“This person is a much more sensitive, intelligent and complicated person than the appearance, the surface of who this person is,” Olin recalls thinking after he directed the first take, which he says left the crew breathless. “But there’s a cost to that because sometimes he’s not taken as seriously or appreciated for his abilities as much as he should be.”
“I remember watching it for the first time in the edit bay and actively recognizing that I was watching something extraordinary as I was watching it,” Fogelman adds. “It makes you, as a writer, confident to be bolder, because you know he’s going to take anything you give him and make it work.”
Hartley isn’t offended by being typecast — and he acknowledges that it’s a more pervasive issue for actors who don’t look like him. “But I think that was the first time people got an opportunity to take me seriously, and it was life-changing,” he says.
Hartley says he still checks in with his “This Is Us” cast mates regularly via text, and that it was jarring to go from seeing them almost every day to not seeing them at all, even if they had years to prepare for the end of the show.
“You know how it is — you say you’re going to [meet up], but everyone’s so busy and we talk and we text, but the idea of getting that whole gang back together for one day is nearly impossible,” he says. “We’re working in different cities, and they’re doing different things, and there’s kids now and all this kind of stuff.”
For now, Hartley is setting his sights on new horizons.

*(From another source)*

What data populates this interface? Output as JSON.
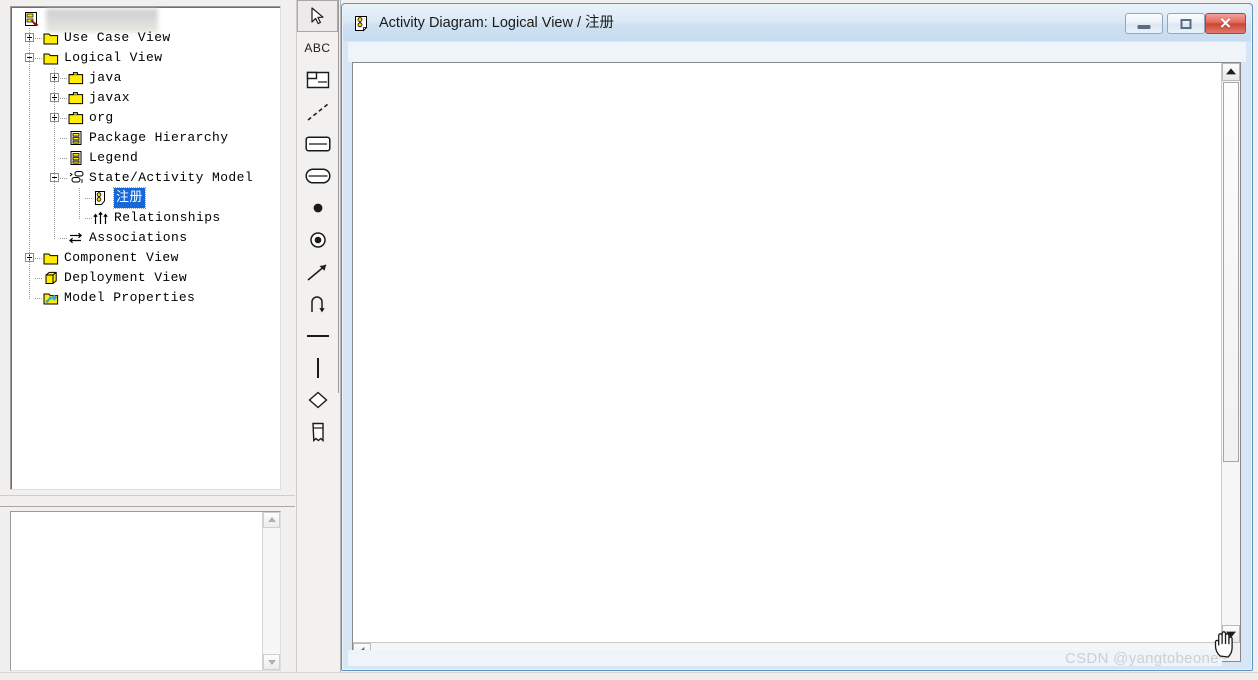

He won’t rule out directing an episode of “Tracker,” though he concedes that the demands of playing the lead mean he would only be able to direct a premiere episode. After marrying and divorcing “Selling Sunset” star Chrishell Stause during the run of “This Is Us,” he says he’s “at peace” with his personal life. His daughter is now a sophomore in college, and he is now happily married to his former “Y&R” costar Sofia Pernas, who will accompany him to the Super Bowl. (“This Is Us” famously premiered its “Super Bowl Sunday” episode in 2018, and Hartley jokes that he will now have as many Super Bowl appearances as his hometown Chicago Bears.)
Having spent most of the first 15 years of his career going from audition to audition, Hartley knows that his luck could turn at any time — but he is surprisingly laid back about it.

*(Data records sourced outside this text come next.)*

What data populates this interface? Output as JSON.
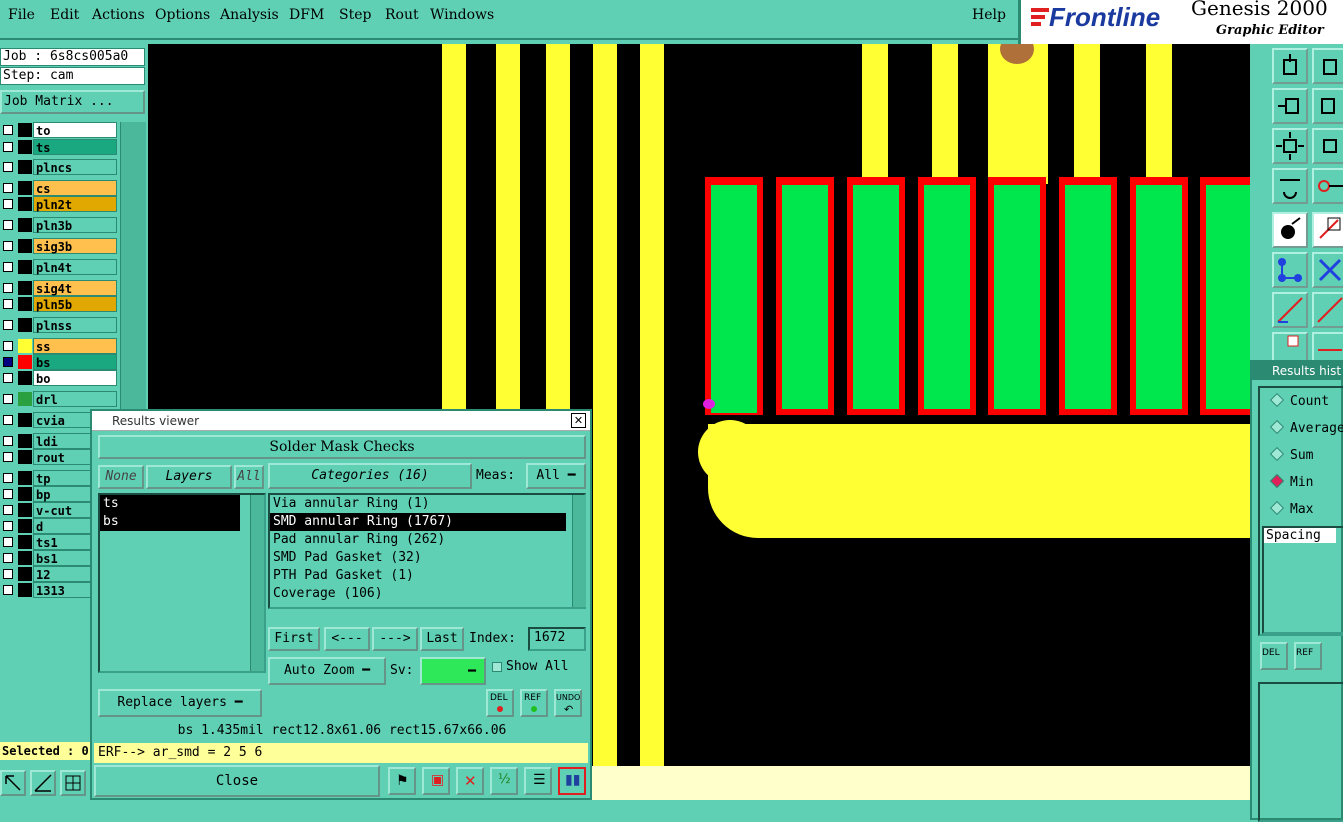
{
  "menu": {
    "items": [
      "File",
      "Edit",
      "Actions",
      "Options",
      "Analysis",
      "DFM",
      "Step",
      "Rout",
      "Windows"
    ],
    "help": "Help"
  },
  "brand": {
    "logo": "Frontline",
    "product": "Genesis 2000",
    "subtitle": "Graphic Editor"
  },
  "job": {
    "job_line": "Job : 6s8cs005a0",
    "step_line": "Step: cam",
    "matrix_button": "Job Matrix ..."
  },
  "layers": [
    {
      "name": "to",
      "color": "#ffffff"
    },
    {
      "name": "ts",
      "color": "#1aa880"
    },
    {
      "name": "plncs",
      "color": "#5fd0b4"
    },
    {
      "name": "cs",
      "color": "#ffc04d"
    },
    {
      "name": "pln2t",
      "color": "#e0a800"
    },
    {
      "name": "pln3b",
      "color": "#5fd0b4"
    },
    {
      "name": "sig3b",
      "color": "#ffc04d"
    },
    {
      "name": "pln4t",
      "color": "#5fd0b4"
    },
    {
      "name": "sig4t",
      "color": "#ffc04d"
    },
    {
      "name": "pln5b",
      "color": "#e0a800"
    },
    {
      "name": "plnss",
      "color": "#5fd0b4"
    },
    {
      "name": "ss",
      "color": "#ffc04d"
    },
    {
      "name": "bs",
      "color": "#1aa880"
    },
    {
      "name": "bo",
      "color": "#ffffff"
    },
    {
      "name": "drl",
      "color": "#5fd0b4"
    },
    {
      "name": "cvia",
      "color": "#5fd0b4"
    },
    {
      "name": "ldi",
      "color": "#5fd0b4"
    },
    {
      "name": "rout",
      "color": "#5fd0b4"
    },
    {
      "name": "tp",
      "color": "#5fd0b4"
    },
    {
      "name": "bp",
      "color": "#5fd0b4"
    },
    {
      "name": "v-cut",
      "color": "#5fd0b4"
    },
    {
      "name": "d",
      "color": "#5fd0b4"
    },
    {
      "name": "ts1",
      "color": "#5fd0b4"
    },
    {
      "name": "bs1",
      "color": "#5fd0b4"
    },
    {
      "name": "12",
      "color": "#5fd0b4"
    },
    {
      "name": "1313",
      "color": "#5fd0b4"
    }
  ],
  "selected_label": "Selected : 0",
  "results_viewer": {
    "title": "Results viewer",
    "header": "Solder Mask Checks",
    "none_btn": "None",
    "layers_btn": "Layers",
    "all_btn": "All",
    "layer_items": [
      "ts",
      "bs"
    ],
    "categories_btn": "Categories (16)",
    "meas_label": "Meas:",
    "meas_value": "All",
    "categories": [
      "Via annular Ring (1)",
      "SMD annular Ring (1767)",
      "Pad annular Ring (262)",
      "SMD Pad Gasket (32)",
      "PTH Pad Gasket (1)",
      "Coverage (106)"
    ],
    "selected_category": 1,
    "first_btn": "First",
    "prev_btn": "<---",
    "next_btn": "--->",
    "last_btn": "Last",
    "index_label": "Index:",
    "index_value": "1672",
    "auto_zoom": "Auto Zoom",
    "sv_label": "Sv:",
    "show_all": "Show All",
    "replace_layers": "Replace layers",
    "del": "DEL",
    "ref": "REF",
    "undo": "UNDO",
    "status": "bs 1.435mil  rect12.8x61.06  rect15.67x66.06",
    "erf": "ERF--> ar_smd = 2 5 6",
    "close": "Close"
  },
  "histogram": {
    "title": "Results histo",
    "options": [
      "Count",
      "Average",
      "Sum",
      "Min",
      "Max"
    ],
    "selected": 3,
    "field": "Spacing",
    "del": "DEL",
    "ref": "REF"
  }
}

“When ‘This Is Us’ came along, obviously that was just a totally different level of success and good fortune, and everything changed,” he says. “And that’s when I started to realize, ‘Oh, I should really savor every single moment of this because it’s so fleeting, and you never know if you’re ever going to be able to get this back again.’ So then you start to think about the early years, and I’m like, ‘Wow, I just didn’t even realize that it was such a struggle.’”
Now, he’s leading a show where he is the main attraction.
“But if people hate it, somehow, I’m sure I will find a way to blame someone else,” he jokes.